Russel Wallace : Alfred Russell Wallace (sic)
the Death Penalty (S626: 1906?)
1. Because the very principle of the sanctity of human life, which gives us a horror of murder as being the greatest of crimes, equally forbids us to take the life of the murderer.
2. Because the quality of deliberate intention, which we always consider an aggravation of the crime of homicide, pertains in the highest degree to our action in taking the life of any criminal.
3. Because in most, perhaps in all cases, Society itself is the primary cause of the murder. We never can know all the peculiarities of the mind, all the complex forces [[p. (2)]] and influences of his social environment, which drove the guilty man to the fatal deed.
4. Because by taking the criminal's life we are the cause of evil and suffering, incalculable in amount, and perhaps through the action of discarnate upon incarnate minds, extending far into the future.
5. Because our proofs of guilt are as a rule, less complete in the case of alleged murder than in that of any other offence. Mistakes have not infrequently been made and innocent men have been barbarously done to death, teaching us that fallible judges should never inflict this cruel and irrevocable punishment.
6. Because the argument that the death penalty deters others, even if it were true cannot justify us in committing the crime of judicial homicide.
Lastly, I submit, that in a rational form of Society in which all received a sympathetic ethical training, and had equal opportunities of a full and happy life, the crime of murder would rarely, perhaps never, occur.
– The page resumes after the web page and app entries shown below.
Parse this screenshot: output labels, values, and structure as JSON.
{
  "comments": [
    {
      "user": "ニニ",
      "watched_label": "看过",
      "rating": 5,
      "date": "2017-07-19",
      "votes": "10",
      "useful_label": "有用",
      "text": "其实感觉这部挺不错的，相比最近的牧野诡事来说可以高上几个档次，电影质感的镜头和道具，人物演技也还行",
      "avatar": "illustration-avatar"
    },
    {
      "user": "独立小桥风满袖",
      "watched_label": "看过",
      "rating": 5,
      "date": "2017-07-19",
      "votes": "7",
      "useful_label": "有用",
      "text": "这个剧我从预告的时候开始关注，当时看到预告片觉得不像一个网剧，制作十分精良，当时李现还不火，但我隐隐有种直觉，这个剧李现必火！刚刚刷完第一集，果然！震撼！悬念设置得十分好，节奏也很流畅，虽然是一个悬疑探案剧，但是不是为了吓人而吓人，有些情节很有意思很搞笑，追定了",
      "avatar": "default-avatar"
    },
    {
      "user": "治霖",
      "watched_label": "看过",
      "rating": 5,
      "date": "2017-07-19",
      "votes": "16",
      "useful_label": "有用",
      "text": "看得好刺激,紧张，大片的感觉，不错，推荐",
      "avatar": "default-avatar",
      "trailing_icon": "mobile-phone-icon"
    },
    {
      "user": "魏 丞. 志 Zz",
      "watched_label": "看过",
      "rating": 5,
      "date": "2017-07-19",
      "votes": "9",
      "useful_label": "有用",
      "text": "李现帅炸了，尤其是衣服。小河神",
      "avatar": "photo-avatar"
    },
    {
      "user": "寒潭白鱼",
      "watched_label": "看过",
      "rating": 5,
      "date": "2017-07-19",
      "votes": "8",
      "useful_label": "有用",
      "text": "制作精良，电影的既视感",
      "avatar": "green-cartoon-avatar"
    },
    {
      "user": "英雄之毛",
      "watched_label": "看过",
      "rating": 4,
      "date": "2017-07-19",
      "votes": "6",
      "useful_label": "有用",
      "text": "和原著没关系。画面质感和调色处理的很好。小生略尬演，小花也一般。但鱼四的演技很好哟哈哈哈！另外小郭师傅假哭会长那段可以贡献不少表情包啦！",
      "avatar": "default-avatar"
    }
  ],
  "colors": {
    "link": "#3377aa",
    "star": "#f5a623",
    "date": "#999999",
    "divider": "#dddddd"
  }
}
The degrading and unchristian treatment we accord to criminals whose offences are almost wholly due to our neglect, is one of the most glaring indications of the failure of our much vaunted civilization.